▶ **Required action**: All of the records below are to be printed exactly; the pictures are to be left out.

▶ **Items from an interface collection**:
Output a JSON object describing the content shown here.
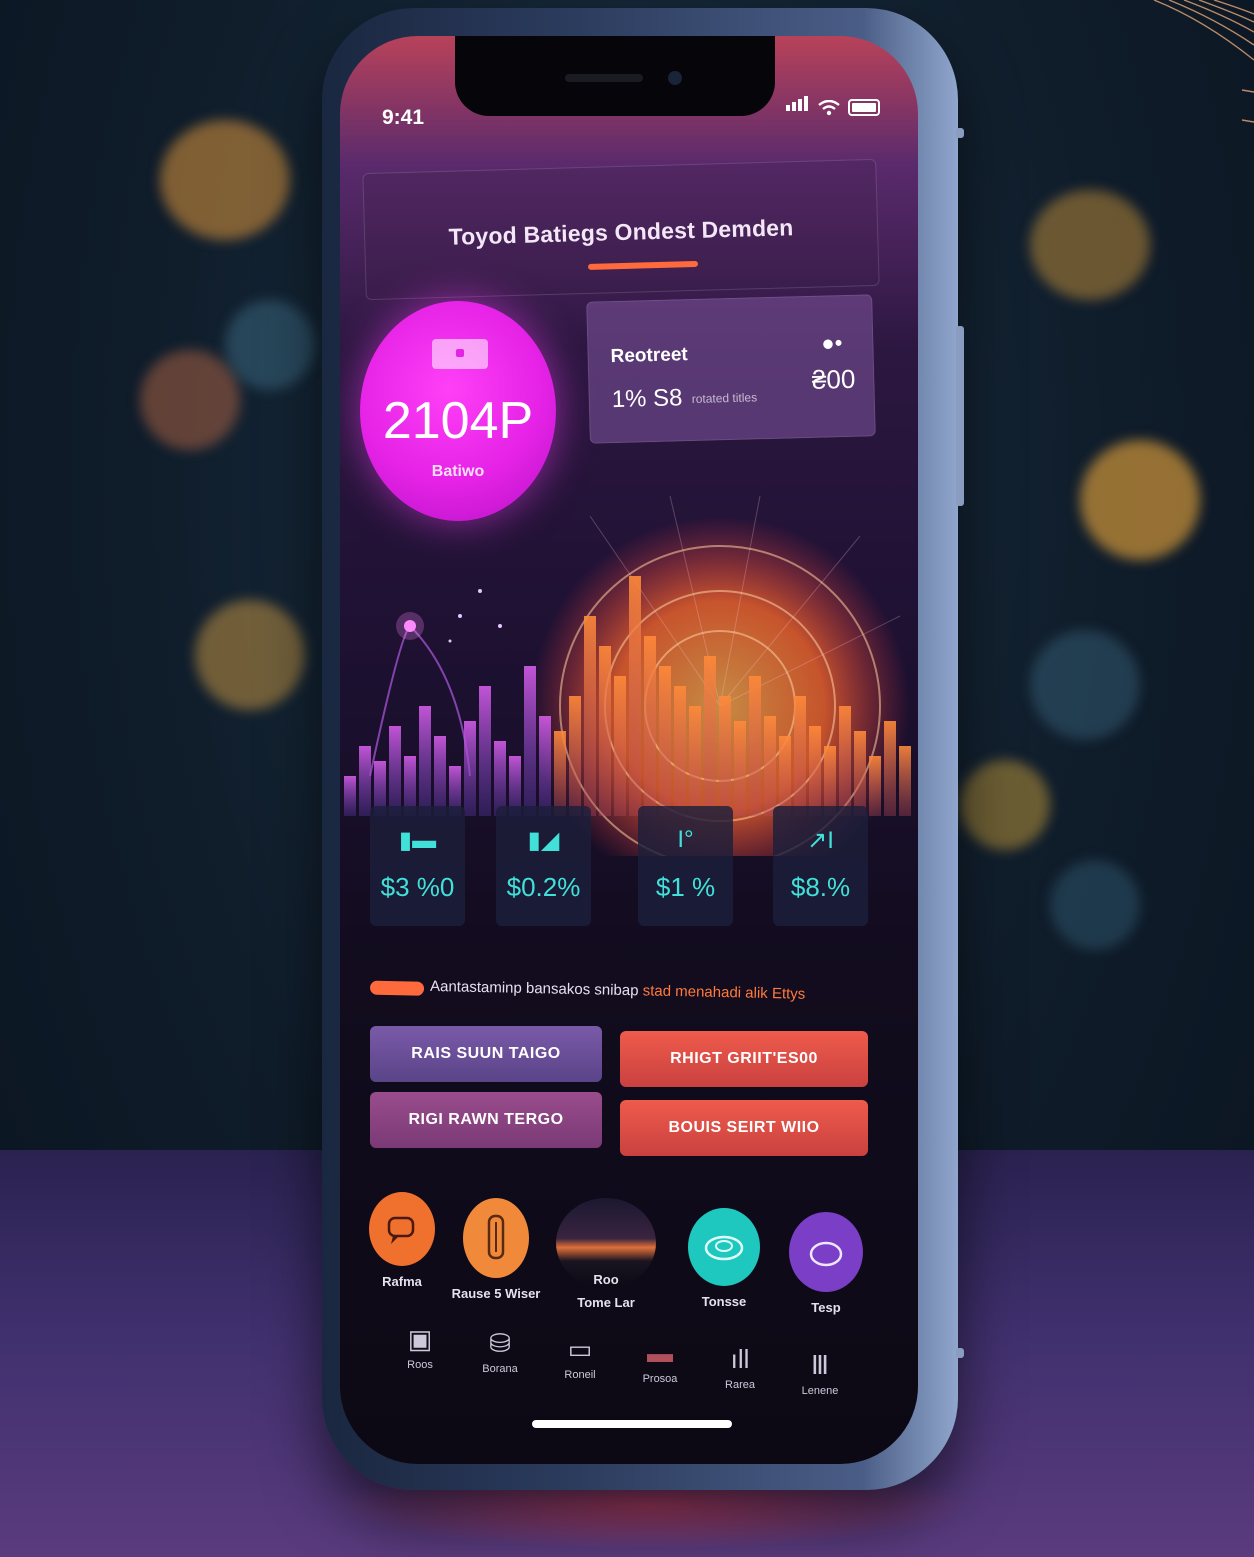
{
  "status_bar": {
    "time": "9:41"
  },
  "header": {
    "title": "Toyod Batiegs Ondest Demden"
  },
  "balance": {
    "value": "2104P",
    "label": "Batiwo"
  },
  "forecast": {
    "title": "Reotreet",
    "value": "1% S8",
    "sub_label": "rotated titles",
    "right_value": "₴00",
    "icon": "dot-menu-icon"
  },
  "stats": [
    {
      "icon": "wallet-icon",
      "icon_glyph": "▮▬",
      "value": "$3 %0"
    },
    {
      "icon": "users-icon",
      "icon_glyph": "▮◢",
      "value": "$0.2%"
    },
    {
      "icon": "trend-icon",
      "icon_glyph": "I°",
      "value": "$1 %"
    },
    {
      "icon": "chart-icon",
      "icon_glyph": "↗I",
      "value": "$8.%"
    }
  ],
  "promo": {
    "text": "Aantastaminp bansakos snibap",
    "highlight": "stad menahadi alik Ettys"
  },
  "actions": [
    {
      "label": "RAIS SUUN TAIGO",
      "style": "purple"
    },
    {
      "label": "RHIGT GRIIT'ES00",
      "style": "red"
    },
    {
      "label": "RIGI RAWN TERGO",
      "style": "pink"
    },
    {
      "label": "BOUIS SEIRT WIIO",
      "style": "red"
    }
  ],
  "shortcuts": [
    {
      "label": "Rafma",
      "icon": "chat-icon",
      "color": "#f0702e"
    },
    {
      "label": "Rause 5 Wiser",
      "icon": "bottle-icon",
      "color": "#f08a3a"
    },
    {
      "label": "Tome Lar",
      "sub": "Roo",
      "icon": "sunset-image-icon",
      "color": "#24213a"
    },
    {
      "label": "Tonsse",
      "icon": "cloud-icon",
      "color": "#1fc8be"
    },
    {
      "label": "Tesp",
      "icon": "ring-icon",
      "color": "#7a3fc6"
    }
  ],
  "tabs": [
    {
      "label": "Roos",
      "icon": "calendar-icon",
      "glyph": "▣"
    },
    {
      "label": "Borana",
      "icon": "briefcase-icon",
      "glyph": "⛁"
    },
    {
      "label": "Roneil",
      "icon": "monitor-icon",
      "glyph": "▭"
    },
    {
      "label": "Prosoa",
      "icon": "books-icon",
      "glyph": "▬"
    },
    {
      "label": "Rarea",
      "icon": "bars-icon",
      "glyph": "ıll"
    },
    {
      "label": "Lenene",
      "icon": "library-icon",
      "glyph": "Ⅲ"
    }
  ],
  "colors": {
    "accent_pink": "#e522e6",
    "accent_orange": "#ff6a3d",
    "accent_teal": "#41e0d8"
  }
}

▶ **Your solution**:
Output a JSON object describing the content shown here.
{
  "status_bar": {
    "time": "9:41"
  },
  "header": {
    "title": "Toyod Batiegs Ondest Demden"
  },
  "balance": {
    "value": "2104P",
    "label": "Batiwo"
  },
  "forecast": {
    "title": "Reotreet",
    "value": "1% S8",
    "sub_label": "rotated titles",
    "right_value": "₴00",
    "icon": "dot-menu-icon"
  },
  "stats": [
    {
      "icon": "wallet-icon",
      "icon_glyph": "▮▬",
      "value": "$3 %0"
    },
    {
      "icon": "users-icon",
      "icon_glyph": "▮◢",
      "value": "$0.2%"
    },
    {
      "icon": "trend-icon",
      "icon_glyph": "I°",
      "value": "$1 %"
    },
    {
      "icon": "chart-icon",
      "icon_glyph": "↗I",
      "value": "$8.%"
    }
  ],
  "promo": {
    "text": "Aantastaminp bansakos snibap",
    "highlight": "stad menahadi alik Ettys"
  },
  "actions": [
    {
      "label": "RAIS SUUN TAIGO",
      "style": "purple"
    },
    {
      "label": "RHIGT GRIIT'ES00",
      "style": "red"
    },
    {
      "label": "RIGI RAWN TERGO",
      "style": "pink"
    },
    {
      "label": "BOUIS SEIRT WIIO",
      "style": "red"
    }
  ],
  "shortcuts": [
    {
      "label": "Rafma",
      "icon": "chat-icon",
      "color": "#f0702e"
    },
    {
      "label": "Rause 5 Wiser",
      "icon": "bottle-icon",
      "color": "#f08a3a"
    },
    {
      "label": "Tome Lar",
      "sub": "Roo",
      "icon": "sunset-image-icon",
      "color": "#24213a"
    },
    {
      "label": "Tonsse",
      "icon": "cloud-icon",
      "color": "#1fc8be"
    },
    {
      "label": "Tesp",
      "icon": "ring-icon",
      "color": "#7a3fc6"
    }
  ],
  "tabs": [
    {
      "label": "Roos",
      "icon": "calendar-icon",
      "glyph": "▣"
    },
    {
      "label": "Borana",
      "icon": "briefcase-icon",
      "glyph": "⛁"
    },
    {
      "label": "Roneil",
      "icon": "monitor-icon",
      "glyph": "▭"
    },
    {
      "label": "Prosoa",
      "icon": "books-icon",
      "glyph": "▬"
    },
    {
      "label": "Rarea",
      "icon": "bars-icon",
      "glyph": "ıll"
    },
    {
      "label": "Lenene",
      "icon": "library-icon",
      "glyph": "Ⅲ"
    }
  ],
  "colors": {
    "accent_pink": "#e522e6",
    "accent_orange": "#ff6a3d",
    "accent_teal": "#41e0d8"
  }
}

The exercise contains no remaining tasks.